Records supplied:
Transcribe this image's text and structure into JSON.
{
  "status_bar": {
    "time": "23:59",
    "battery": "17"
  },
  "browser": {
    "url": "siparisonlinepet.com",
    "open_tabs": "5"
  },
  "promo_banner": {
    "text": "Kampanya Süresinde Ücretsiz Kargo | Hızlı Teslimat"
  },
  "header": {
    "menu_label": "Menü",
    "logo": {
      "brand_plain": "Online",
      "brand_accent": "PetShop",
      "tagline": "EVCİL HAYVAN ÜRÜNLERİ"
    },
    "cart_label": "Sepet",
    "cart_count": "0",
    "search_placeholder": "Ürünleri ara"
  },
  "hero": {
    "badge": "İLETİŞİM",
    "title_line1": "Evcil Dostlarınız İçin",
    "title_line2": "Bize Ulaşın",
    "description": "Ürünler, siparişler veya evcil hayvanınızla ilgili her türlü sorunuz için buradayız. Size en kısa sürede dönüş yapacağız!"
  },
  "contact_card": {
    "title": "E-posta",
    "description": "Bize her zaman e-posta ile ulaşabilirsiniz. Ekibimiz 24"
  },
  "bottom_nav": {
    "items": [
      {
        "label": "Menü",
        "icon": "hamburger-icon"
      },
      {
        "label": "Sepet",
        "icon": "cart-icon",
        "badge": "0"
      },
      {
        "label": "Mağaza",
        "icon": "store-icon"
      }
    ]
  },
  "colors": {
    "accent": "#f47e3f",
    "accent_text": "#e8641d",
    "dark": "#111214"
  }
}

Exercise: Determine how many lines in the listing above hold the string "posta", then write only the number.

Answer section: 2